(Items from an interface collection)
=====

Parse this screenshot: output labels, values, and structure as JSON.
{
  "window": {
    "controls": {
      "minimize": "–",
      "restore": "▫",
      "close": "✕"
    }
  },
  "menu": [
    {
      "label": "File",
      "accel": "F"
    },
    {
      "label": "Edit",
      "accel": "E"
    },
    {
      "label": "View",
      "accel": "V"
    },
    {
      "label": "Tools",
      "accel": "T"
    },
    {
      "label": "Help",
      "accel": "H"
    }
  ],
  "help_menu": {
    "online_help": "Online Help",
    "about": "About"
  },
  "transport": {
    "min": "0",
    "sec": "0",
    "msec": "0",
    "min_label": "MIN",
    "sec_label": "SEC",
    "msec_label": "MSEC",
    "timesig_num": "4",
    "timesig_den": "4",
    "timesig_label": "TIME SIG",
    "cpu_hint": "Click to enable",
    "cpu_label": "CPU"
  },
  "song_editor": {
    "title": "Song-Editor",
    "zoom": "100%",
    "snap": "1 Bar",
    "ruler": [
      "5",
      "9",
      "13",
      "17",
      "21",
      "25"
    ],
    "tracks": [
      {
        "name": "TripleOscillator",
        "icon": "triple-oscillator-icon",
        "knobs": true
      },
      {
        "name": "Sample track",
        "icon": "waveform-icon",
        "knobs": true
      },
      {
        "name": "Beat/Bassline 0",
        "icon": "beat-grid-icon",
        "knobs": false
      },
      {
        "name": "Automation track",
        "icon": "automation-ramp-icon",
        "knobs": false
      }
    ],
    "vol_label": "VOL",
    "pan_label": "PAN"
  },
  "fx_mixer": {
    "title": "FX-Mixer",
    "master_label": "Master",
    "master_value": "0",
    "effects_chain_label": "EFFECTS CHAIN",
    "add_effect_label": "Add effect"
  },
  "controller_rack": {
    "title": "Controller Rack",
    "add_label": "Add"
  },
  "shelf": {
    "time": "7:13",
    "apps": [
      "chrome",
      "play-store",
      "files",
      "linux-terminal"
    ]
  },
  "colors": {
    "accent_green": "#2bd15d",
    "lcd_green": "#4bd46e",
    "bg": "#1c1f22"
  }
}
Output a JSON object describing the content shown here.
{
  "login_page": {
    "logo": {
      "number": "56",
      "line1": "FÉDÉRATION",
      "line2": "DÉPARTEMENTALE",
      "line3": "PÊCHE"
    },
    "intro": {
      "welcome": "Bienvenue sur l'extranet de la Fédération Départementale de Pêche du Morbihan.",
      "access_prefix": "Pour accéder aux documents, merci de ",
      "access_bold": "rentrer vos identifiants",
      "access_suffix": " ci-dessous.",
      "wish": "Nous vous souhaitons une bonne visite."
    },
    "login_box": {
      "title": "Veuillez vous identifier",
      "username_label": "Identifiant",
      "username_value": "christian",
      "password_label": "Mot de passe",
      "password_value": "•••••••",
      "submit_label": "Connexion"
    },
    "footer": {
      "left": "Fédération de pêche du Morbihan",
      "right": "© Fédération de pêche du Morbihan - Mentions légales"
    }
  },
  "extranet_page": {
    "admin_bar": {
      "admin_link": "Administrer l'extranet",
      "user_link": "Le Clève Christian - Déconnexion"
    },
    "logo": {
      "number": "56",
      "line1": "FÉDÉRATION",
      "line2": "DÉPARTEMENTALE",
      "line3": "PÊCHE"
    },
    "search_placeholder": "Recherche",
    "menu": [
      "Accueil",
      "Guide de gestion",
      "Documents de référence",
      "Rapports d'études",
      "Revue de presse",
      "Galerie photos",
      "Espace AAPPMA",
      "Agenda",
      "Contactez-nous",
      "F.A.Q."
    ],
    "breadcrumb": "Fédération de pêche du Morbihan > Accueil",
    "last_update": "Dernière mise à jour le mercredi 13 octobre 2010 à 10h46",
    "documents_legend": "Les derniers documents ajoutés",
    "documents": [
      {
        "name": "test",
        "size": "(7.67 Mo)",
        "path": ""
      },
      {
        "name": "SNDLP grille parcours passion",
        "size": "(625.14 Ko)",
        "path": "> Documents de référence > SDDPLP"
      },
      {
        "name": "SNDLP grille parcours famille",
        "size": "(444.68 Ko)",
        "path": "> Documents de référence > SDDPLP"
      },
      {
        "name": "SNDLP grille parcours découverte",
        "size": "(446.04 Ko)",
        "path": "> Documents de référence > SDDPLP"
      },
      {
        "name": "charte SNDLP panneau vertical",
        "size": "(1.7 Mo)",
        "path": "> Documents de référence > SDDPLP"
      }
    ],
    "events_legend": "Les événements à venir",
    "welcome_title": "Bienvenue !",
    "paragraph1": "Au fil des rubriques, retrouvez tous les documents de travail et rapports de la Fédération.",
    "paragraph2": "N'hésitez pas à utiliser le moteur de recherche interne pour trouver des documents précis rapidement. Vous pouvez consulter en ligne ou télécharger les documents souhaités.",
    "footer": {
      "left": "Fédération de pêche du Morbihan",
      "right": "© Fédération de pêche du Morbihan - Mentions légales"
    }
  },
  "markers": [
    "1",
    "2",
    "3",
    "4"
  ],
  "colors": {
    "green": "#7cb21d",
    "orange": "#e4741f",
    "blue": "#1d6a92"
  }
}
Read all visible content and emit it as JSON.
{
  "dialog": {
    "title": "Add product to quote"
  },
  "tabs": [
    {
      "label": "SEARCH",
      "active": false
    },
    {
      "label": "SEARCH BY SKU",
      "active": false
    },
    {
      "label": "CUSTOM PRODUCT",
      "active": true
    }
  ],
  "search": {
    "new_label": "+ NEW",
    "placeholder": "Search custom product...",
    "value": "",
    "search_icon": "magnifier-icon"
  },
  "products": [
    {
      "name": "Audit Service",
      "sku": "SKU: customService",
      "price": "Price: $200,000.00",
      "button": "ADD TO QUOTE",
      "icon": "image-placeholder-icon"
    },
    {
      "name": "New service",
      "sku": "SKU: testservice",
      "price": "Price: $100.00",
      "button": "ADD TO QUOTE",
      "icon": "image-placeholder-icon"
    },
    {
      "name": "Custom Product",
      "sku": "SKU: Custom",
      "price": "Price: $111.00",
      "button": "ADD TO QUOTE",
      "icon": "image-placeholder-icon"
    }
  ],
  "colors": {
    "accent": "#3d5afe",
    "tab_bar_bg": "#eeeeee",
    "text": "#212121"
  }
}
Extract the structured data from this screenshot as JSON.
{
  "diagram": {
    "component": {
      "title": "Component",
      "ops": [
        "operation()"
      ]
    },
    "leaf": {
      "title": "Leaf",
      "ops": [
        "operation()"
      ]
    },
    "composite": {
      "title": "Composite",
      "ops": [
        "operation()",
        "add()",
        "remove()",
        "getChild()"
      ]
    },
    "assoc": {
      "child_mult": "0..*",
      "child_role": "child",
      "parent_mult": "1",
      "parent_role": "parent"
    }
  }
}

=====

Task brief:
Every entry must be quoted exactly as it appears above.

Solution to the exercise:
Parse this screenshot: output labels, values, and structure as JSON.
{
  "window": {
    "controls": {
      "minimize": "–",
      "restore": "▫",
      "close": "✕"
    }
  },
  "menu": [
    {
      "label": "File",
      "accel": "F"
    },
    {
      "label": "Edit",
      "accel": "E"
    },
    {
      "label": "View",
      "accel": "V"
    },
    {
      "label": "Tools",
      "accel": "T"
    },
    {
      "label": "Help",
      "accel": "H"
    }
  ],
  "help_menu": {
    "online_help": "Online Help",
    "about": "About"
  },
  "transport": {
    "min": "0",
    "sec": "0",
    "msec": "0",
    "min_label": "MIN",
    "sec_label": "SEC",
    "msec_label": "MSEC",
    "timesig_num": "4",
    "timesig_den": "4",
    "timesig_label": "TIME SIG",
    "cpu_hint": "Click to enable",
    "cpu_label": "CPU"
  },
  "song_editor": {
    "title": "Song-Editor",
    "zoom": "100%",
    "snap": "1 Bar",
    "ruler": [
      "5",
      "9",
      "13",
      "17",
      "21",
      "25"
    ],
    "tracks": [
      {
        "name": "TripleOscillator",
        "icon": "triple-oscillator-icon",
        "knobs": true
      },
      {
        "name": "Sample track",
        "icon": "waveform-icon",
        "knobs": true
      },
      {
        "name": "Beat/Bassline 0",
        "icon": "beat-grid-icon",
        "knobs": false
      },
      {
        "name": "Automation track",
        "icon": "automation-ramp-icon",
        "knobs": false
      }
    ],
    "vol_label": "VOL",
    "pan_label": "PAN"
  },
  "fx_mixer": {
    "title": "FX-Mixer",
    "master_label": "Master",
    "master_value": "0",
    "effects_chain_label": "EFFECTS CHAIN",
    "add_effect_label": "Add effect"
  },
  "controller_rack": {
    "title": "Controller Rack",
    "add_label": "Add"
  },
  "shelf": {
    "time": "7:13",
    "apps": [
      "chrome",
      "play-store",
      "files",
      "linux-terminal"
    ]
  },
  "colors": {
    "accent_green": "#2bd15d",
    "lcd_green": "#4bd46e",
    "bg": "#1c1f22"
  }
}
Output a JSON object describing the content shown here.
{
  "login_page": {
    "logo": {
      "number": "56",
      "line1": "FÉDÉRATION",
      "line2": "DÉPARTEMENTALE",
      "line3": "PÊCHE"
    },
    "intro": {
      "welcome": "Bienvenue sur l'extranet de la Fédération Départementale de Pêche du Morbihan.",
      "access_prefix": "Pour accéder aux documents, merci de ",
      "access_bold": "rentrer vos identifiants",
      "access_suffix": " ci-dessous.",
      "wish": "Nous vous souhaitons une bonne visite."
    },
    "login_box": {
      "title": "Veuillez vous identifier",
      "username_label": "Identifiant",
      "username_value": "christian",
      "password_label": "Mot de passe",
      "password_value": "•••••••",
      "submit_label": "Connexion"
    },
    "footer": {
      "left": "Fédération de pêche du Morbihan",
      "right": "© Fédération de pêche du Morbihan - Mentions légales"
    }
  },
  "extranet_page": {
    "admin_bar": {
      "admin_link": "Administrer l'extranet",
      "user_link": "Le Clève Christian - Déconnexion"
    },
    "logo": {
      "number": "56",
      "line1": "FÉDÉRATION",
      "line2": "DÉPARTEMENTALE",
      "line3": "PÊCHE"
    },
    "search_placeholder": "Recherche",
    "menu": [
      "Accueil",
      "Guide de gestion",
      "Documents de référence",
      "Rapports d'études",
      "Revue de presse",
      "Galerie photos",
      "Espace AAPPMA",
      "Agenda",
      "Contactez-nous",
      "F.A.Q."
    ],
    "breadcrumb": "Fédération de pêche du Morbihan > Accueil",
    "last_update": "Dernière mise à jour le mercredi 13 octobre 2010 à 10h46",
    "documents_legend": "Les derniers documents ajoutés",
    "documents": [
      {
        "name": "test",
        "size": "(7.67 Mo)",
        "path": ""
      },
      {
        "name": "SNDLP grille parcours passion",
        "size": "(625.14 Ko)",
        "path": "> Documents de référence > SDDPLP"
      },
      {
        "name": "SNDLP grille parcours famille",
        "size": "(444.68 Ko)",
        "path": "> Documents de référence > SDDPLP"
      },
      {
        "name": "SNDLP grille parcours découverte",
        "size": "(446.04 Ko)",
        "path": "> Documents de référence > SDDPLP"
      },
      {
        "name": "charte SNDLP panneau vertical",
        "size": "(1.7 Mo)",
        "path": "> Documents de référence > SDDPLP"
      }
    ],
    "events_legend": "Les événements à venir",
    "welcome_title": "Bienvenue !",
    "paragraph1": "Au fil des rubriques, retrouvez tous les documents de travail et rapports de la Fédération.",
    "paragraph2": "N'hésitez pas à utiliser le moteur de recherche interne pour trouver des documents précis rapidement. Vous pouvez consulter en ligne ou télécharger les documents souhaités.",
    "footer": {
      "left": "Fédération de pêche du Morbihan",
      "right": "© Fédération de pêche du Morbihan - Mentions légales"
    }
  },
  "markers": [
    "1",
    "2",
    "3",
    "4"
  ],
  "colors": {
    "green": "#7cb21d",
    "orange": "#e4741f",
    "blue": "#1d6a92"
  }
}
Read all visible content and emit it as JSON.
{
  "dialog": {
    "title": "Add product to quote"
  },
  "tabs": [
    {
      "label": "SEARCH",
      "active": false
    },
    {
      "label": "SEARCH BY SKU",
      "active": false
    },
    {
      "label": "CUSTOM PRODUCT",
      "active": true
    }
  ],
  "search": {
    "new_label": "+ NEW",
    "placeholder": "Search custom product...",
    "value": "",
    "search_icon": "magnifier-icon"
  },
  "products": [
    {
      "name": "Audit Service",
      "sku": "SKU: customService",
      "price": "Price: $200,000.00",
      "button": "ADD TO QUOTE",
      "icon": "image-placeholder-icon"
    },
    {
      "name": "New service",
      "sku": "SKU: testservice",
      "price": "Price: $100.00",
      "button": "ADD TO QUOTE",
      "icon": "image-placeholder-icon"
    },
    {
      "name": "Custom Product",
      "sku": "SKU: Custom",
      "price": "Price: $111.00",
      "button": "ADD TO QUOTE",
      "icon": "image-placeholder-icon"
    }
  ],
  "colors": {
    "accent": "#3d5afe",
    "tab_bar_bg": "#eeeeee",
    "text": "#212121"
  }
}
Extract the structured data from this screenshot as JSON.
{
  "diagram": {
    "component": {
      "title": "Component",
      "ops": [
        "operation()"
      ]
    },
    "leaf": {
      "title": "Leaf",
      "ops": [
        "operation()"
      ]
    },
    "composite": {
      "title": "Composite",
      "ops": [
        "operation()",
        "add()",
        "remove()",
        "getChild()"
      ]
    },
    "assoc": {
      "child_mult": "0..*",
      "child_role": "child",
      "parent_mult": "1",
      "parent_role": "parent"
    }
  }
}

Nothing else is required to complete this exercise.